- Opening Delimiter -
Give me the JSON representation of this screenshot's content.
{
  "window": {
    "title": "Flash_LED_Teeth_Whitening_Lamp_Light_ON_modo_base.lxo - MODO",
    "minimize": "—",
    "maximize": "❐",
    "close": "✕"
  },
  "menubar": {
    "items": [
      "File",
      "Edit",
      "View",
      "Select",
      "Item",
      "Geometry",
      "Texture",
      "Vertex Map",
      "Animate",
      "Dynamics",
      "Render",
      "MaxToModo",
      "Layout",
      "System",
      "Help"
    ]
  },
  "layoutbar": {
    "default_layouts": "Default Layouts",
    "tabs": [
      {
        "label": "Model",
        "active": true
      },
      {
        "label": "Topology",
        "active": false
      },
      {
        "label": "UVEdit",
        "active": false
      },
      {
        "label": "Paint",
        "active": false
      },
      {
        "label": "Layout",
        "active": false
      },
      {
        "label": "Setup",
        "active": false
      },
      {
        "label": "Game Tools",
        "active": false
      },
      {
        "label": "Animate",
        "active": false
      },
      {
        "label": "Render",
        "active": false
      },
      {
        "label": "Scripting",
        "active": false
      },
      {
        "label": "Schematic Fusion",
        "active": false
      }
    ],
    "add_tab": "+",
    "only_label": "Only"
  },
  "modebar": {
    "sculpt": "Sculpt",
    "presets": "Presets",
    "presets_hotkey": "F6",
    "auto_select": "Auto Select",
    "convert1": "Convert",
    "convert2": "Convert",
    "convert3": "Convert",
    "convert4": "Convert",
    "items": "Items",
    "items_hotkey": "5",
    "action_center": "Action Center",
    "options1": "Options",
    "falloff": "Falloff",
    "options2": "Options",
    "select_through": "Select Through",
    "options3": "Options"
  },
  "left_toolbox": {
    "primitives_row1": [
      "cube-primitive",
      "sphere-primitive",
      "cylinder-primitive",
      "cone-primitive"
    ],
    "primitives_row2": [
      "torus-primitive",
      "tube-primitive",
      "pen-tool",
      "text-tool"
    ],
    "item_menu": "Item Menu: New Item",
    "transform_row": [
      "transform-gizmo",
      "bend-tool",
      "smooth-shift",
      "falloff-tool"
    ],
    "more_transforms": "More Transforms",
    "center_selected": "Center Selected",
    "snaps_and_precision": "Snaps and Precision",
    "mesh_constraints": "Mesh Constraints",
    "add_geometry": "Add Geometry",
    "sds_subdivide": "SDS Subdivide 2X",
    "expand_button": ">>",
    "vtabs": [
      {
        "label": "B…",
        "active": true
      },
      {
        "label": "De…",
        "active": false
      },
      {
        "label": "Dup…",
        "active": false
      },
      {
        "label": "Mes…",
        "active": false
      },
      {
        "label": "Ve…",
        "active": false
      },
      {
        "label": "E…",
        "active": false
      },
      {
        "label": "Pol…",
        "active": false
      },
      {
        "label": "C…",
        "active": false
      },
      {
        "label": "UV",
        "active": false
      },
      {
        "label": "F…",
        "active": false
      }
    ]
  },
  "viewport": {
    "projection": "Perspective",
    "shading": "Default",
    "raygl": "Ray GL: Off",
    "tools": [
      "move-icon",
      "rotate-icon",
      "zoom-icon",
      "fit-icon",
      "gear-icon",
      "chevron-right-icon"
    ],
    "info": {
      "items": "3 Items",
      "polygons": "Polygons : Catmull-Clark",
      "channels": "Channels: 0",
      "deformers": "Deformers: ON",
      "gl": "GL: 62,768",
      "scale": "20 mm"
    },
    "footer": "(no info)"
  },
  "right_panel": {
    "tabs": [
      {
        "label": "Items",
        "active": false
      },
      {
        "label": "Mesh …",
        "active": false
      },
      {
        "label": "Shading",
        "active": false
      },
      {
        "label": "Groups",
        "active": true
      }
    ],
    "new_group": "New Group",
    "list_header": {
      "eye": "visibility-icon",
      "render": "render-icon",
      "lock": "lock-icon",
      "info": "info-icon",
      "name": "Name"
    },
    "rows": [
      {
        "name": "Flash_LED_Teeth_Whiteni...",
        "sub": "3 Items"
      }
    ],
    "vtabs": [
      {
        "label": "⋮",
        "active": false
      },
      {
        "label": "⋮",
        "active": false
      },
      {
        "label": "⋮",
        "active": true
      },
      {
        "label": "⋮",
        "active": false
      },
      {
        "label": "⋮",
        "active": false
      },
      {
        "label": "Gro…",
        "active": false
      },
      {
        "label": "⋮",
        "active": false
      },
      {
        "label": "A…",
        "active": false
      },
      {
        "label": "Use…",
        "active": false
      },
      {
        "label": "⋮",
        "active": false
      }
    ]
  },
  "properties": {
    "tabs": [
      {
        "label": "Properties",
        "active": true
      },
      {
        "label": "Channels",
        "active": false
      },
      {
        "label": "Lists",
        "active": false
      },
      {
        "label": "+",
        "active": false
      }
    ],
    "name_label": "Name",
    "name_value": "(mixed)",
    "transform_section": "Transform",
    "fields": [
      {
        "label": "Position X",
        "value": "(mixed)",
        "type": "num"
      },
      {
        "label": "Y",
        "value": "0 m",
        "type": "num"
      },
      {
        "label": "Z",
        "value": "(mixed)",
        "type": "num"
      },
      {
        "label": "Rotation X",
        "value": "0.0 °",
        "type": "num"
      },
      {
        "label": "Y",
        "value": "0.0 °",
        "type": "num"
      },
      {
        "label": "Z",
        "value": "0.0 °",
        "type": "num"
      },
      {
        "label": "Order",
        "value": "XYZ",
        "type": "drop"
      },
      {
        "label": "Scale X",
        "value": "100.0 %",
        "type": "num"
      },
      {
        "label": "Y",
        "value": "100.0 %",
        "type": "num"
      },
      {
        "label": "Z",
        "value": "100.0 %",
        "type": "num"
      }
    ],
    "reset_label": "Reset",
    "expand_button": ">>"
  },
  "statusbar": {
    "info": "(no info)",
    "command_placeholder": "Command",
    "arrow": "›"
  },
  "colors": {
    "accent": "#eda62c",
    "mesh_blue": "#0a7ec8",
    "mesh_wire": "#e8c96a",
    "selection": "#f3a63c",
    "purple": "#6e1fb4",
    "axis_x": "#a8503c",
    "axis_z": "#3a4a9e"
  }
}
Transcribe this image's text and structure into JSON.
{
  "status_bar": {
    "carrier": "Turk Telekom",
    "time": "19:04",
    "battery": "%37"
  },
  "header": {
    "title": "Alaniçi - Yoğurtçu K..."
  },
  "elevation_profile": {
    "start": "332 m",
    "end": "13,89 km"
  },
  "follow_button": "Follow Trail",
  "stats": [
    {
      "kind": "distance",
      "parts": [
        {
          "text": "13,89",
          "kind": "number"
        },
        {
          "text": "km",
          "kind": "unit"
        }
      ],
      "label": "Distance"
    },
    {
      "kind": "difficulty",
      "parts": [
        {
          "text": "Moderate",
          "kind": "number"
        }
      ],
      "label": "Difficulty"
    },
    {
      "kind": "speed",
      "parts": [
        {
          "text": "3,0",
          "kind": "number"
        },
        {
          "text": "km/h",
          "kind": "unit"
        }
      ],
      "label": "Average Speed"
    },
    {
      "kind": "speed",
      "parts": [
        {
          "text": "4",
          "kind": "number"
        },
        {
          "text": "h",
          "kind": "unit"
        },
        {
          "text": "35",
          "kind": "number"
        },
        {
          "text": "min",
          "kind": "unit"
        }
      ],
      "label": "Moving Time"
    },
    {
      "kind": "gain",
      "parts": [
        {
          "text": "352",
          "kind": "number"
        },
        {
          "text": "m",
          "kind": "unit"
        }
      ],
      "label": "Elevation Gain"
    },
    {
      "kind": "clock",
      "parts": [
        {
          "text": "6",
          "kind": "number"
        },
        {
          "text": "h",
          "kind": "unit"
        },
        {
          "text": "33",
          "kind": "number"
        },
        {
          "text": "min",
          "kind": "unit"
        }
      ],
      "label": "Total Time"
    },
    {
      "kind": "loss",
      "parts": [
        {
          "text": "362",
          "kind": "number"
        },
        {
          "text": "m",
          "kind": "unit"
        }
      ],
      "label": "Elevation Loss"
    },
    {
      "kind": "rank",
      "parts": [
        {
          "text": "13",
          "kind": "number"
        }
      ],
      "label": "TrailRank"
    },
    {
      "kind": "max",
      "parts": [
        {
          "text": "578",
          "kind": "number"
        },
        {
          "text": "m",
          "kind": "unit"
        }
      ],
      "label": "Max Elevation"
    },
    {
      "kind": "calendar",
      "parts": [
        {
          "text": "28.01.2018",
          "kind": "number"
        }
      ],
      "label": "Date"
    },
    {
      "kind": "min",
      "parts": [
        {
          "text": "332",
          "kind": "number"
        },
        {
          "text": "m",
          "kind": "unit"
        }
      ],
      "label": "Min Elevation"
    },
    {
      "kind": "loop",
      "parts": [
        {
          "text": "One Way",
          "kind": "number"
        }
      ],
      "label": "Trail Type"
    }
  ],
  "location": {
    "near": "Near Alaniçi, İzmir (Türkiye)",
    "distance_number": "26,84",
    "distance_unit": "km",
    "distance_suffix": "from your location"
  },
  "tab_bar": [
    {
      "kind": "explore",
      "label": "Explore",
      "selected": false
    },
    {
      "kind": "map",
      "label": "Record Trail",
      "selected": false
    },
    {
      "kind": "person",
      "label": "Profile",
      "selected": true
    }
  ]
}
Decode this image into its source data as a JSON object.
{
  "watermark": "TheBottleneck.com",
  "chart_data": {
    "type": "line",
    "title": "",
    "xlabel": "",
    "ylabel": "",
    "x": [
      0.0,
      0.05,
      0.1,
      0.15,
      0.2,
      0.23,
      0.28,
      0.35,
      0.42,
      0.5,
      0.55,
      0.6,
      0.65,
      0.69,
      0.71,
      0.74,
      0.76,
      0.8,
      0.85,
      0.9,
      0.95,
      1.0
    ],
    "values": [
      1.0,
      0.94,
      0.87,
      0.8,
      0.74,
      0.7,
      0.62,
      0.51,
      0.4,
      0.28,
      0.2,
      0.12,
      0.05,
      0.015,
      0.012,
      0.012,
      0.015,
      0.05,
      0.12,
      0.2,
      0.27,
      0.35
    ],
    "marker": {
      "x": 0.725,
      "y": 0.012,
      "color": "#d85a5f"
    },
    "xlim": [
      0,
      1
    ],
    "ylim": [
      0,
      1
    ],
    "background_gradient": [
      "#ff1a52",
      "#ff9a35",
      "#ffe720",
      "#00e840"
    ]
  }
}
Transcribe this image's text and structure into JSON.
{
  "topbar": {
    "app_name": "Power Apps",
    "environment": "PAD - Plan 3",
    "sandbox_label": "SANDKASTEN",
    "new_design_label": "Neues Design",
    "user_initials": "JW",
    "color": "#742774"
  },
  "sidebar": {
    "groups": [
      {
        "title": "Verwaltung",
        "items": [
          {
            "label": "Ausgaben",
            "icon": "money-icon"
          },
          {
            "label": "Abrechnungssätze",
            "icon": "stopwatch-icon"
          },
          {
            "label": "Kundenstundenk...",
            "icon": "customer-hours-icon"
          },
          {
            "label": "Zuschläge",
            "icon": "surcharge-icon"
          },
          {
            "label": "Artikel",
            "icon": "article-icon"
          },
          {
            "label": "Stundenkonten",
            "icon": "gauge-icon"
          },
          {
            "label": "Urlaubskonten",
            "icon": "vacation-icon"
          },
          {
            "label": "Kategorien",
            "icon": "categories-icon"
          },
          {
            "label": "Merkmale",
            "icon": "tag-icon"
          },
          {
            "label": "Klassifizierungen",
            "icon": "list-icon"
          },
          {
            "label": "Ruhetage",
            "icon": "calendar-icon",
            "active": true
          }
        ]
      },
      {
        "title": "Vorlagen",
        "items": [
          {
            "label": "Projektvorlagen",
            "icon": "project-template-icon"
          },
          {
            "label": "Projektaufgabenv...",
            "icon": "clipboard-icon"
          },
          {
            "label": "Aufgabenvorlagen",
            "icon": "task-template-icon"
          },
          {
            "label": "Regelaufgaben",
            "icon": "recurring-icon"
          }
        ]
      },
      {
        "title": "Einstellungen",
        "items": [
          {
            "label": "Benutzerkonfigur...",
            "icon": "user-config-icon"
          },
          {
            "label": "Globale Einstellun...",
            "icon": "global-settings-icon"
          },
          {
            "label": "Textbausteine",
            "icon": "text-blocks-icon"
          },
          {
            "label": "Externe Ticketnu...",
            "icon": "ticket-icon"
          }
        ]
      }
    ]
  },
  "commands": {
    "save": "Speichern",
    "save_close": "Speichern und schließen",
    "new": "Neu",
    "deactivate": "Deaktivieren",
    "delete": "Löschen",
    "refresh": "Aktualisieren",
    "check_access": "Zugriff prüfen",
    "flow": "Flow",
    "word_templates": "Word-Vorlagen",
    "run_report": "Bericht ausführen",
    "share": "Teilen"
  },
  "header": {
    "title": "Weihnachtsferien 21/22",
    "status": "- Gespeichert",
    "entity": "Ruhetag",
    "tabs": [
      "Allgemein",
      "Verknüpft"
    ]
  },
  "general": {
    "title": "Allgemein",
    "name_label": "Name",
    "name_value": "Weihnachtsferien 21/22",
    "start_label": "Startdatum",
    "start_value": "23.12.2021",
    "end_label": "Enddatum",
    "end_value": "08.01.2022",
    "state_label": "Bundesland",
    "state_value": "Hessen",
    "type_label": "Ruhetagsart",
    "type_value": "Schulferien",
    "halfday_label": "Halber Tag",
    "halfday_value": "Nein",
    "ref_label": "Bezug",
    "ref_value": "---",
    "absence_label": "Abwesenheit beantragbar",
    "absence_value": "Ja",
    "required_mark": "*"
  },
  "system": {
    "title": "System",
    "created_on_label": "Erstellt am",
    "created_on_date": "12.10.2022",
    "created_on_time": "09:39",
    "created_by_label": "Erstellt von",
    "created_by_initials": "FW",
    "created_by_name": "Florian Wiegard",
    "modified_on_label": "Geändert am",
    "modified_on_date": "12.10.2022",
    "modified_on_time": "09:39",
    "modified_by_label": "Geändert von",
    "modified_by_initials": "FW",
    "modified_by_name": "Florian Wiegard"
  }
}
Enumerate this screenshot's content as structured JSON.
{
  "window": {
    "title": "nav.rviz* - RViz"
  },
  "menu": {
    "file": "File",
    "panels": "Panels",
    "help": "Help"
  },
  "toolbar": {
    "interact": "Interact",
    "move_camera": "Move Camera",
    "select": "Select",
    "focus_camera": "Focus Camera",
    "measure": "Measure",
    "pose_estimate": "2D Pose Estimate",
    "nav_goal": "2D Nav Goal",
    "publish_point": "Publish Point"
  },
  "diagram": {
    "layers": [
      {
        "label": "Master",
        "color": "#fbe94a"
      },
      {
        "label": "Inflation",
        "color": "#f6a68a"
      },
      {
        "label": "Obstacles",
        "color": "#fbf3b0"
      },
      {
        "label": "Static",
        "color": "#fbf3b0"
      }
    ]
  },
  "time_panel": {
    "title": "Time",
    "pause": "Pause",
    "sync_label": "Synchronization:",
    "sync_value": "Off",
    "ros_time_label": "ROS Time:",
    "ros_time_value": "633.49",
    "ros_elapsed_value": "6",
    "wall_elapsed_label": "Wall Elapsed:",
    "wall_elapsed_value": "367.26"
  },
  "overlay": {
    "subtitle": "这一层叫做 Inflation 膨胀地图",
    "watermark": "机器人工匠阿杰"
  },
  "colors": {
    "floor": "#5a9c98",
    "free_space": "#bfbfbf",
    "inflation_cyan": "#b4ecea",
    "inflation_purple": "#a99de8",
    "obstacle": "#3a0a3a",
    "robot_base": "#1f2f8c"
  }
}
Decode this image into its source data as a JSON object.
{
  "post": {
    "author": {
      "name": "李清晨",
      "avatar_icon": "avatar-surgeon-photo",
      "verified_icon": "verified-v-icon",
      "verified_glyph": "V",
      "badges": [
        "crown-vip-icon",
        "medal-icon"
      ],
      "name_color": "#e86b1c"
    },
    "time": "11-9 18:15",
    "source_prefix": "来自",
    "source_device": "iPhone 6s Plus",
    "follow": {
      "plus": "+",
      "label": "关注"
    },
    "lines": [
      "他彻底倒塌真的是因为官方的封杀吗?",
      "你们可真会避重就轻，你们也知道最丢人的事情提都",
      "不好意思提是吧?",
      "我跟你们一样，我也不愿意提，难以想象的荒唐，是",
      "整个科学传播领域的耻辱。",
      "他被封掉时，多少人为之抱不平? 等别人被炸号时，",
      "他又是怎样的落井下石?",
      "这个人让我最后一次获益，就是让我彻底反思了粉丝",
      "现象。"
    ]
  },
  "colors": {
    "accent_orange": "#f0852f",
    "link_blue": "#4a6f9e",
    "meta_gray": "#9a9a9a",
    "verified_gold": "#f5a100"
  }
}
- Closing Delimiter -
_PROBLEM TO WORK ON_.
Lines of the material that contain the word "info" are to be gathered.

_TASK RESPONSE_.
    "info": {
    "footer": "(no info)"
      "info": "info-icon",
    "info": "(no info)",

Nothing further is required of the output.